Input data
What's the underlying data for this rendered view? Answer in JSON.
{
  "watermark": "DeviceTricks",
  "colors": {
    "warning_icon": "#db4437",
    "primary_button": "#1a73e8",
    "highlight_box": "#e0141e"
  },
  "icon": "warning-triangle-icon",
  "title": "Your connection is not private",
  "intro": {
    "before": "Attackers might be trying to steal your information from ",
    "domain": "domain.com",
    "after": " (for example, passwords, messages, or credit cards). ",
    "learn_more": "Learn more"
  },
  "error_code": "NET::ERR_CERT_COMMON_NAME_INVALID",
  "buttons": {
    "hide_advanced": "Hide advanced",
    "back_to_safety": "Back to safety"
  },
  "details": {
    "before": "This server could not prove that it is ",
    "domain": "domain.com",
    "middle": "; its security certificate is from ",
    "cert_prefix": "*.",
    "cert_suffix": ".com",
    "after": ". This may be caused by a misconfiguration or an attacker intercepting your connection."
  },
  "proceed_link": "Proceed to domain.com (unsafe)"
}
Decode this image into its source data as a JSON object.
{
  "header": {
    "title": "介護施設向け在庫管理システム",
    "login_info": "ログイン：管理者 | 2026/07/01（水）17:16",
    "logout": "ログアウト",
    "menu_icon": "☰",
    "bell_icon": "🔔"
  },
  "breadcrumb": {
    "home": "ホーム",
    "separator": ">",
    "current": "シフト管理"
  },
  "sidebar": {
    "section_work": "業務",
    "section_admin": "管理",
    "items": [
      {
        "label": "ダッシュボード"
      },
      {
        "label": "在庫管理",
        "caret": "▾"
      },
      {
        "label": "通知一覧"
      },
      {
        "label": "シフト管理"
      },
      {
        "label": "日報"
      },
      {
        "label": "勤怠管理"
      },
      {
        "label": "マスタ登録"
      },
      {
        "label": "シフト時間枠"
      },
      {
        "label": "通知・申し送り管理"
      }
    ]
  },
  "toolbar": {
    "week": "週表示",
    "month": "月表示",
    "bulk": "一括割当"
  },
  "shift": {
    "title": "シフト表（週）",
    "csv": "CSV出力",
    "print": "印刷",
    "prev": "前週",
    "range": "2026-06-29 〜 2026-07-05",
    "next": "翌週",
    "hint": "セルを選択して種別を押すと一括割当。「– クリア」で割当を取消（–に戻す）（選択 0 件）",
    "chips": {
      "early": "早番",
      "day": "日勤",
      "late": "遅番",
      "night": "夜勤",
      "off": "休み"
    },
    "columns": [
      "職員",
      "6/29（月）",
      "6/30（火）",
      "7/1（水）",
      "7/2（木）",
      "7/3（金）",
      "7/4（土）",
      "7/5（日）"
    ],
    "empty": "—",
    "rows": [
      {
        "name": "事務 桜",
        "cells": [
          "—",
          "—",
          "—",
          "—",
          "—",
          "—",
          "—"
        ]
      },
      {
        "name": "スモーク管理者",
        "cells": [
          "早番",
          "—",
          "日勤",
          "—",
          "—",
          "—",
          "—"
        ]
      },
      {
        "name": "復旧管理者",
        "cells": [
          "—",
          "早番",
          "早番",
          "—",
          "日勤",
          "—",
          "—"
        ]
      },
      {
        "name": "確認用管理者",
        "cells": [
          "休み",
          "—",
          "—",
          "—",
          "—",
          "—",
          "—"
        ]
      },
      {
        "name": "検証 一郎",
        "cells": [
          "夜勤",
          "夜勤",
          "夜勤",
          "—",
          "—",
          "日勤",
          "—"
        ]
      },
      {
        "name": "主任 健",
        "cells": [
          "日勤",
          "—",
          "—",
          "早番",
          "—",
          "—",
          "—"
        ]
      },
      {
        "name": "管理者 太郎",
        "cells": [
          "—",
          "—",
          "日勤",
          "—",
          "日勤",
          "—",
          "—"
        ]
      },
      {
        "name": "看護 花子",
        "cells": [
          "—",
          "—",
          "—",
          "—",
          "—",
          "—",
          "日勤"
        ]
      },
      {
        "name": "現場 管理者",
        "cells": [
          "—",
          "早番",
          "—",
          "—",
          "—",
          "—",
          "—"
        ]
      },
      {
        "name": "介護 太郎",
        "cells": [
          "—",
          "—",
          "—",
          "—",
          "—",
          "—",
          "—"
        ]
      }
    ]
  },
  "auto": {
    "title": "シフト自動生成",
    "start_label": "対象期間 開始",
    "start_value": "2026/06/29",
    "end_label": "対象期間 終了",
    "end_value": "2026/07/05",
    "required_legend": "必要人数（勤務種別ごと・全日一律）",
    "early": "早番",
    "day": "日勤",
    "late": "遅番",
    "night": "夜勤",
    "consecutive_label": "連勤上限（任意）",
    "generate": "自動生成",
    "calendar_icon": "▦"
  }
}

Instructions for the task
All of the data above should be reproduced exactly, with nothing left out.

Exercise output
What's the underlying data for this rendered view? Answer in JSON.
{
  "watermark": "DeviceTricks",
  "colors": {
    "warning_icon": "#db4437",
    "primary_button": "#1a73e8",
    "highlight_box": "#e0141e"
  },
  "icon": "warning-triangle-icon",
  "title": "Your connection is not private",
  "intro": {
    "before": "Attackers might be trying to steal your information from ",
    "domain": "domain.com",
    "after": " (for example, passwords, messages, or credit cards). ",
    "learn_more": "Learn more"
  },
  "error_code": "NET::ERR_CERT_COMMON_NAME_INVALID",
  "buttons": {
    "hide_advanced": "Hide advanced",
    "back_to_safety": "Back to safety"
  },
  "details": {
    "before": "This server could not prove that it is ",
    "domain": "domain.com",
    "middle": "; its security certificate is from ",
    "cert_prefix": "*.",
    "cert_suffix": ".com",
    "after": ". This may be caused by a misconfiguration or an attacker intercepting your connection."
  },
  "proceed_link": "Proceed to domain.com (unsafe)"
}
Decode this image into its source data as a JSON object.
{
  "header": {
    "title": "介護施設向け在庫管理システム",
    "login_info": "ログイン：管理者 | 2026/07/01（水）17:16",
    "logout": "ログアウト",
    "menu_icon": "☰",
    "bell_icon": "🔔"
  },
  "breadcrumb": {
    "home": "ホーム",
    "separator": ">",
    "current": "シフト管理"
  },
  "sidebar": {
    "section_work": "業務",
    "section_admin": "管理",
    "items": [
      {
        "label": "ダッシュボード"
      },
      {
        "label": "在庫管理",
        "caret": "▾"
      },
      {
        "label": "通知一覧"
      },
      {
        "label": "シフト管理"
      },
      {
        "label": "日報"
      },
      {
        "label": "勤怠管理"
      },
      {
        "label": "マスタ登録"
      },
      {
        "label": "シフト時間枠"
      },
      {
        "label": "通知・申し送り管理"
      }
    ]
  },
  "toolbar": {
    "week": "週表示",
    "month": "月表示",
    "bulk": "一括割当"
  },
  "shift": {
    "title": "シフト表（週）",
    "csv": "CSV出力",
    "print": "印刷",
    "prev": "前週",
    "range": "2026-06-29 〜 2026-07-05",
    "next": "翌週",
    "hint": "セルを選択して種別を押すと一括割当。「– クリア」で割当を取消（–に戻す）（選択 0 件）",
    "chips": {
      "early": "早番",
      "day": "日勤",
      "late": "遅番",
      "night": "夜勤",
      "off": "休み"
    },
    "columns": [
      "職員",
      "6/29（月）",
      "6/30（火）",
      "7/1（水）",
      "7/2（木）",
      "7/3（金）",
      "7/4（土）",
      "7/5（日）"
    ],
    "empty": "—",
    "rows": [
      {
        "name": "事務 桜",
        "cells": [
          "—",
          "—",
          "—",
          "—",
          "—",
          "—",
          "—"
        ]
      },
      {
        "name": "スモーク管理者",
        "cells": [
          "早番",
          "—",
          "日勤",
          "—",
          "—",
          "—",
          "—"
        ]
      },
      {
        "name": "復旧管理者",
        "cells": [
          "—",
          "早番",
          "早番",
          "—",
          "日勤",
          "—",
          "—"
        ]
      },
      {
        "name": "確認用管理者",
        "cells": [
          "休み",
          "—",
          "—",
          "—",
          "—",
          "—",
          "—"
        ]
      },
      {
        "name": "検証 一郎",
        "cells": [
          "夜勤",
          "夜勤",
          "夜勤",
          "—",
          "—",
          "日勤",
          "—"
        ]
      },
      {
        "name": "主任 健",
        "cells": [
          "日勤",
          "—",
          "—",
          "早番",
          "—",
          "—",
          "—"
        ]
      },
      {
        "name": "管理者 太郎",
        "cells": [
          "—",
          "—",
          "日勤",
          "—",
          "日勤",
          "—",
          "—"
        ]
      },
      {
        "name": "看護 花子",
        "cells": [
          "—",
          "—",
          "—",
          "—",
          "—",
          "—",
          "日勤"
        ]
      },
      {
        "name": "現場 管理者",
        "cells": [
          "—",
          "早番",
          "—",
          "—",
          "—",
          "—",
          "—"
        ]
      },
      {
        "name": "介護 太郎",
        "cells": [
          "—",
          "—",
          "—",
          "—",
          "—",
          "—",
          "—"
        ]
      }
    ]
  },
  "auto": {
    "title": "シフト自動生成",
    "start_label": "対象期間 開始",
    "start_value": "2026/06/29",
    "end_label": "対象期間 終了",
    "end_value": "2026/07/05",
    "required_legend": "必要人数（勤務種別ごと・全日一律）",
    "early": "早番",
    "day": "日勤",
    "late": "遅番",
    "night": "夜勤",
    "consecutive_label": "連勤上限（任意）",
    "generate": "自動生成",
    "calendar_icon": "▦"
  }
}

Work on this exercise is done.